Harmony had been used in different forms: in the regulation and design of gardens
elements such as the type and location of the vegetation, replicating the geometrical
shapes, between the natural and architectural elements, use of fountains and ponds,
flooring and design of the walls around the gardens. Moreover, the integration of a vertical
linear system of trees and horizontal linear system of waterways and walkways provides a
rhythm and harmony in the appearance of gardens (Sarbangholi & Shahed
Multiplicity in unity, unity in Multiplicity

Although the simplicity of gardens structure unifies the space holistically, it contains diverse
spaces with simple geometrical shapes, diverse plants and vegetation, even diverse forms of
presenting water. Despite all of these diverse and independent components, gardens
principles such as symmetry and centrality have created a unified and united space. All the
elements function separately to pursue the purpose of the garden, develop the interaction
between the human and the nature.

Naturalism and enjoying the view

Creating an association with nature has been the target of every garden builder. The
creation of semiclosed spaces and presence of broad and open perspective without any
visual barriers provides an opportunity to be engaged with the nature. Unlike European
gardens, the philosophy and concept.


In Persian gardens, the principle of centrality is mostly based on the placement of the
pavilion as a focal point, located at the intersection of the gardens main axes. The centrality
has been mostly intensified with the placement of the axes amplifying
the symmetry, the location of the pavilion as a focal

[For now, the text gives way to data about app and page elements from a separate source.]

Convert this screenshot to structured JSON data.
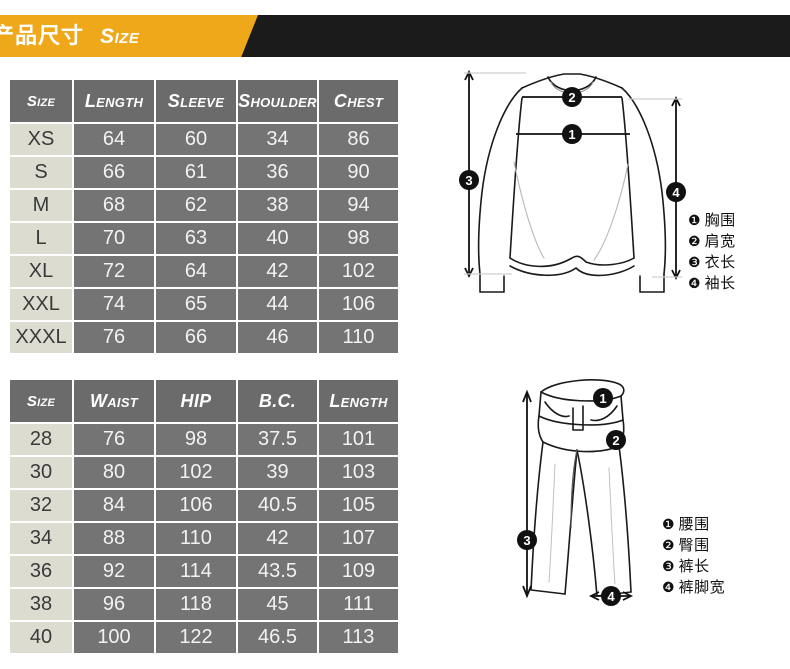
{
  "banner": {
    "title_cn": "产品尺寸",
    "title_en": "Size",
    "orange_color": "#efa81a",
    "dark_color": "#1b1b1b"
  },
  "colors": {
    "header_cell": "#6b6b6b",
    "data_cell": "#747474",
    "size_cell": "#dcdcd0",
    "accent": "#efa81a"
  },
  "tables": [
    {
      "name": "shirt-size-table",
      "columns": [
        "Size",
        "Length",
        "Sleeve",
        "Shoulder",
        "Chest"
      ],
      "rows": [
        [
          "XS",
          "64",
          "60",
          "34",
          "86"
        ],
        [
          "S",
          "66",
          "61",
          "36",
          "90"
        ],
        [
          "M",
          "68",
          "62",
          "38",
          "94"
        ],
        [
          "L",
          "70",
          "63",
          "40",
          "98"
        ],
        [
          "XL",
          "72",
          "64",
          "42",
          "102"
        ],
        [
          "XXL",
          "74",
          "65",
          "44",
          "106"
        ],
        [
          "XXXL",
          "76",
          "66",
          "46",
          "110"
        ]
      ]
    },
    {
      "name": "pants-size-table",
      "columns": [
        "Size",
        "Waist",
        "HIP",
        "B.C.",
        "Length"
      ],
      "rows": [
        [
          "28",
          "76",
          "98",
          "37.5",
          "101"
        ],
        [
          "30",
          "80",
          "102",
          "39",
          "103"
        ],
        [
          "32",
          "84",
          "106",
          "40.5",
          "105"
        ],
        [
          "34",
          "88",
          "110",
          "42",
          "107"
        ],
        [
          "36",
          "92",
          "114",
          "43.5",
          "109"
        ],
        [
          "38",
          "96",
          "118",
          "45",
          "111"
        ],
        [
          "40",
          "100",
          "122",
          "46.5",
          "113"
        ]
      ]
    }
  ],
  "shirt_legend": [
    {
      "marker": "❶",
      "label": "胸围"
    },
    {
      "marker": "❷",
      "label": "肩宽"
    },
    {
      "marker": "❸",
      "label": "衣长"
    },
    {
      "marker": "❹",
      "label": "袖长"
    }
  ],
  "pants_legend": [
    {
      "marker": "❶",
      "label": "腰围"
    },
    {
      "marker": "❷",
      "label": "臀围"
    },
    {
      "marker": "❸",
      "label": "裤长"
    },
    {
      "marker": "❹",
      "label": "裤脚宽"
    }
  ],
  "shirt_diagram_markers": [
    "1",
    "2",
    "3",
    "4"
  ],
  "pants_diagram_markers": [
    "1",
    "2",
    "3",
    "4"
  ]
}
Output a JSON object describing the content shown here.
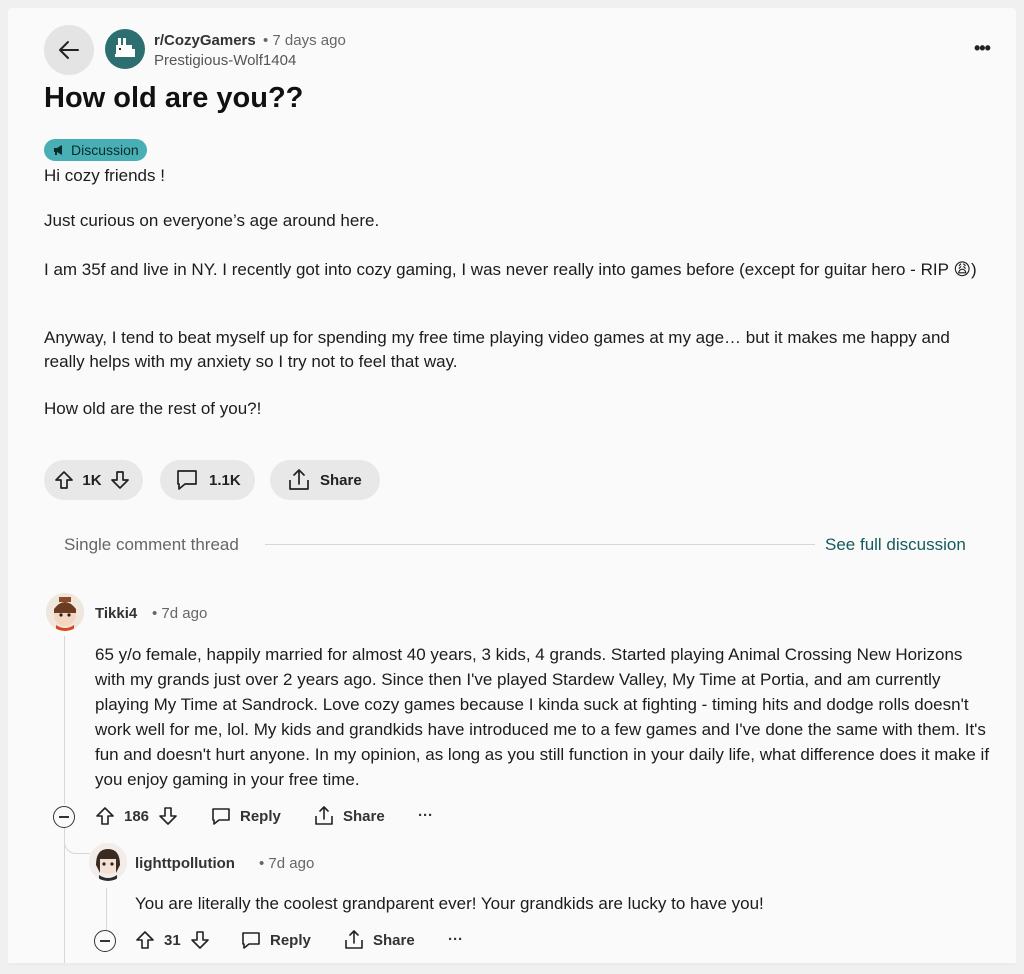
{
  "post": {
    "subreddit": "r/CozyGamers",
    "time": "• 7 days ago",
    "author": "Prestigious-Wolf1404",
    "title": "How old are you??",
    "flair": "Discussion",
    "body": [
      "Hi cozy friends !",
      "Just curious on everyone’s age around here.",
      "I am 35f and live in NY. I recently got into cozy gaming, I was never really into games before (except for guitar hero - RIP 😩)",
      "Anyway, I tend to beat myself up for spending my free time playing video games at my age… but it makes me happy and really helps with my anxiety so I try not to feel that way.",
      "How old are the rest of you?!"
    ],
    "votes": "1K",
    "comments": "1.1K",
    "share": "Share"
  },
  "thread": {
    "label": "Single comment thread",
    "see_full": "See full discussion"
  },
  "comments": [
    {
      "user": "Tikki4",
      "time": "• 7d ago",
      "text": "65 y/o female, happily married for almost 40 years, 3 kids, 4 grands. Started playing Animal Crossing New Horizons with my grands just over 2 years ago. Since then I've played Stardew Valley, My Time at Portia, and am currently playing My Time at Sandrock. Love cozy games because I kinda suck at fighting - timing hits and dodge rolls doesn't work well for me, lol. My kids and grandkids have introduced me to a few games and I've done the same with them. It's fun and doesn't hurt anyone. In my opinion, as long as you still function in your daily life, what difference does it make if you enjoy gaming in your free time.",
      "votes": "186",
      "reply": "Reply",
      "share": "Share",
      "more": "···"
    },
    {
      "user": "lighttpollution",
      "time": "• 7d ago",
      "text": "You are literally the coolest grandparent ever! Your grandkids are lucky to have you!",
      "votes": "31",
      "reply": "Reply",
      "share": "Share",
      "more": "···"
    }
  ],
  "ui": {
    "more_top": "•••",
    "colors": {
      "accent": "#48b0b4",
      "link": "#155a5c",
      "avatar_bg": "#2d6f70"
    }
  }
}
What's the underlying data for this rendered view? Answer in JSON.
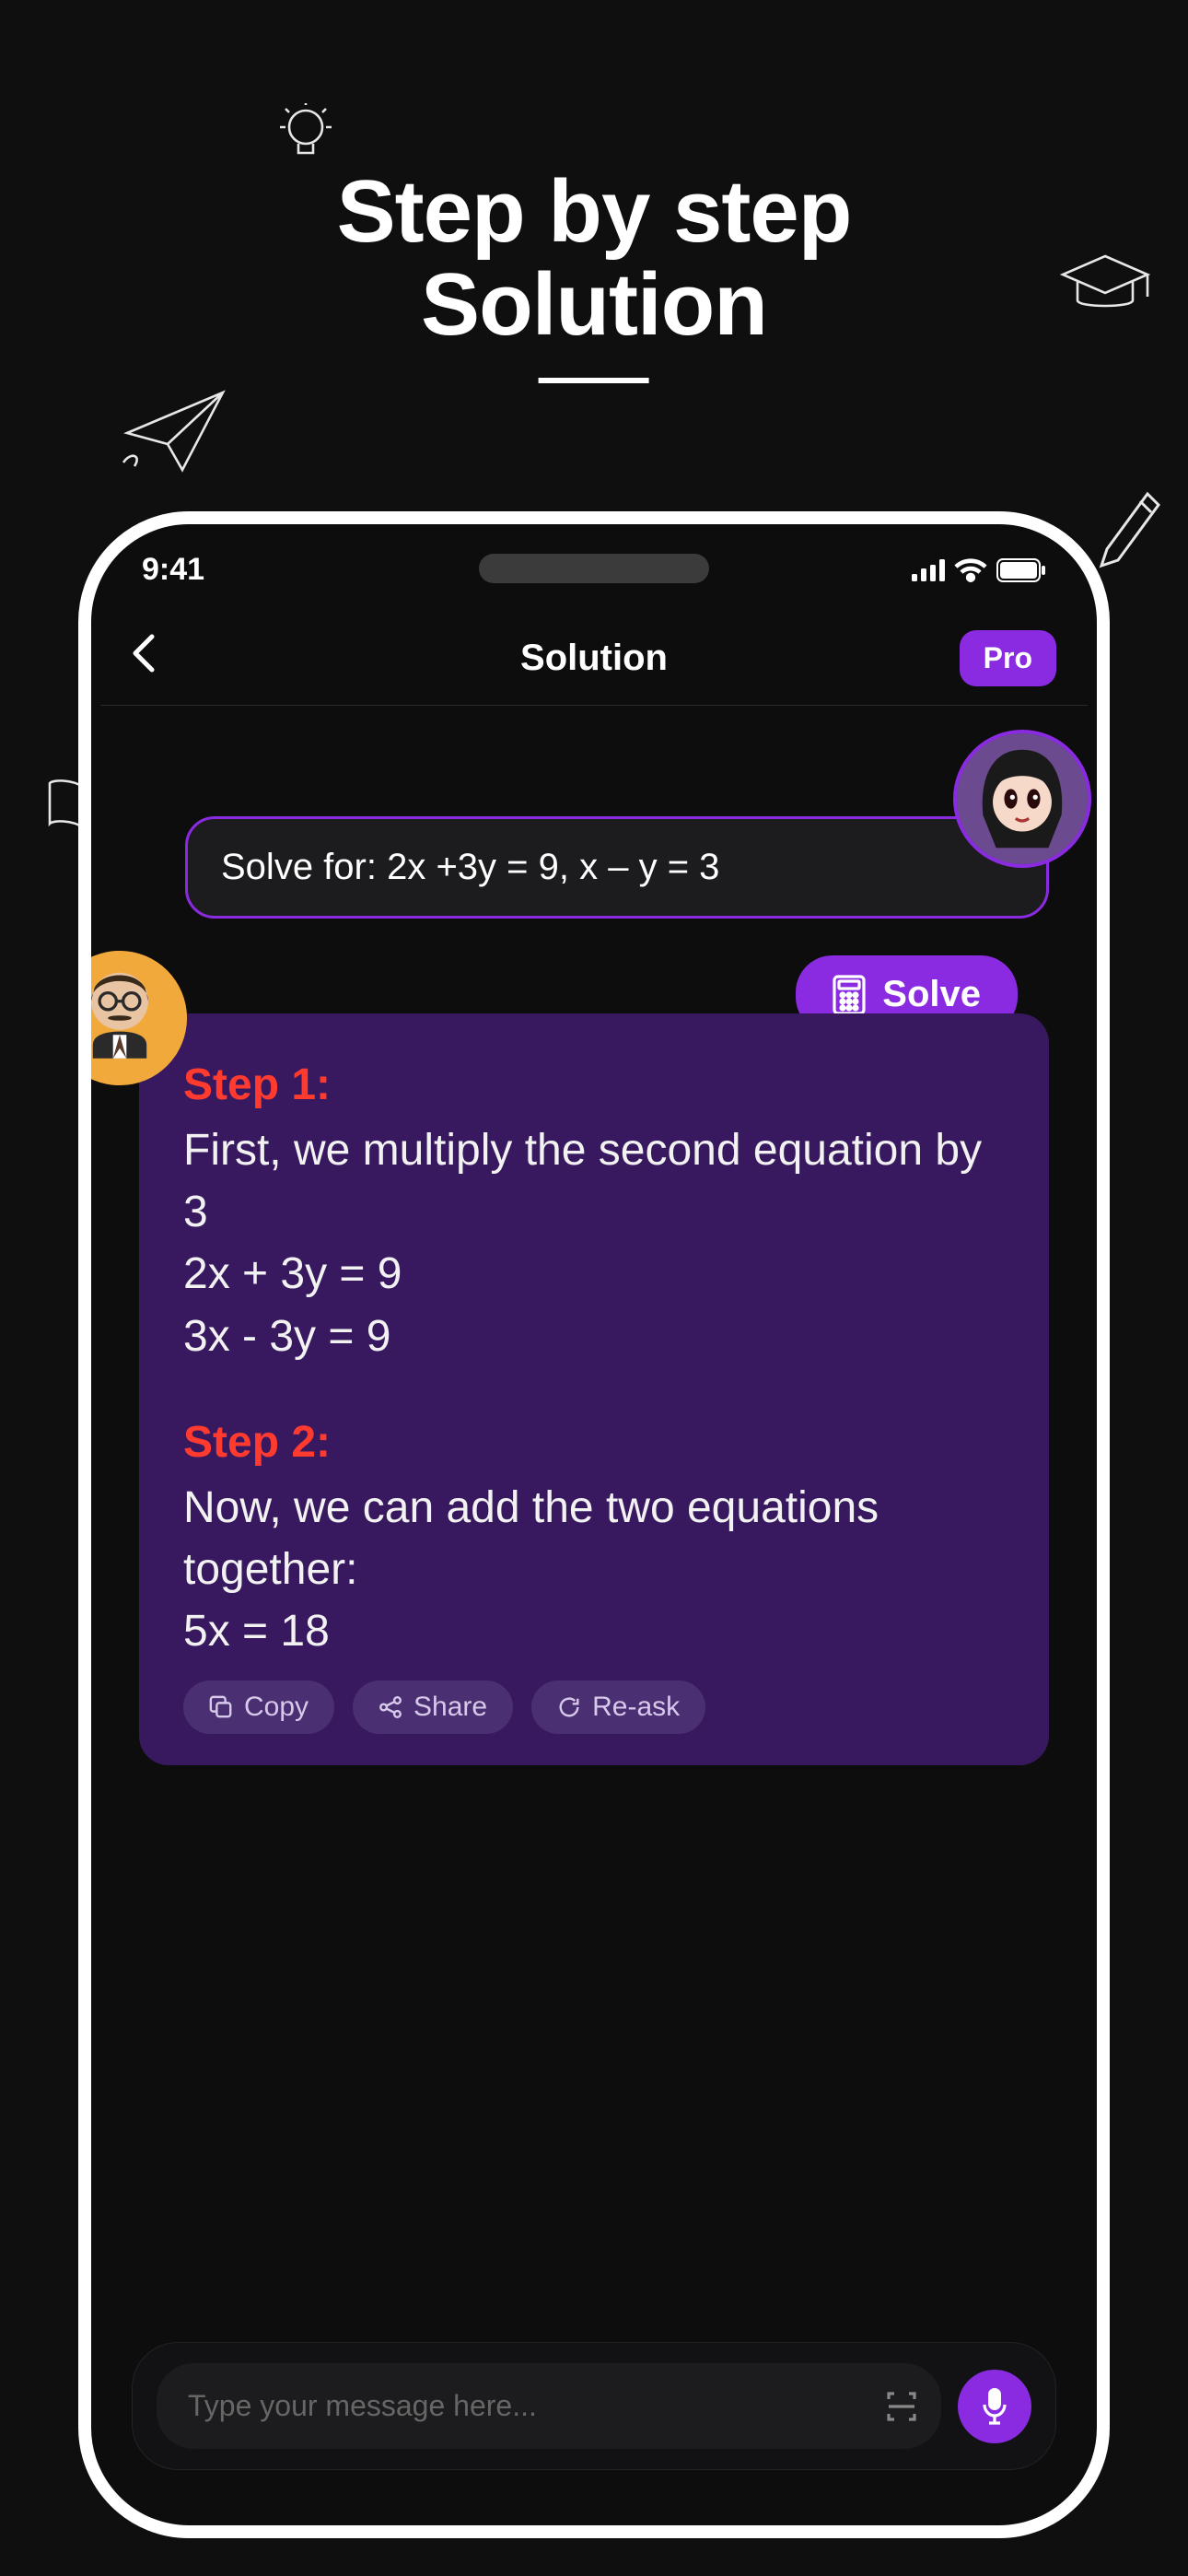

Elements of Persian Garden

Without a doubt, gardens are one of the most original and surprising artistic
expressions of Iranian culture, both by their antiquity and beauty and by the
enormous influence they had on the rest of the world. Beneath their apparent simplicity,
however, they hide multiple complex interpretations related directly to and interwoven
with all other artistic expressions of an ancient empire whose vitality has reached
down to our own days. To understand the essence of these gardens, it is necessary to
study what gardens meant in the Middle East. This constantly evolving culture amassed,
developed and transmitted a wealth of legends, myths, religions, thoughts, poems, etc,
and the most advanced knowledge of Hydraulics and botany, which together make up
what could be called the tradition of the oldest region in the world.
Persian Garden`s Orders

Planting Order
Watering Order
Lodgments Order

Planting Orders

Medical plants
Fructiferous plants
Decorative plants

Lodgment Orders

Geometry of Garden
Building Walls Garden`s roads Yards
Placement of Garden
Surrounded enviroment
Economy features

Watering Orders

Decorative usage of water canals

Fountain Ponds
Functinal usage of water
Watering plants making better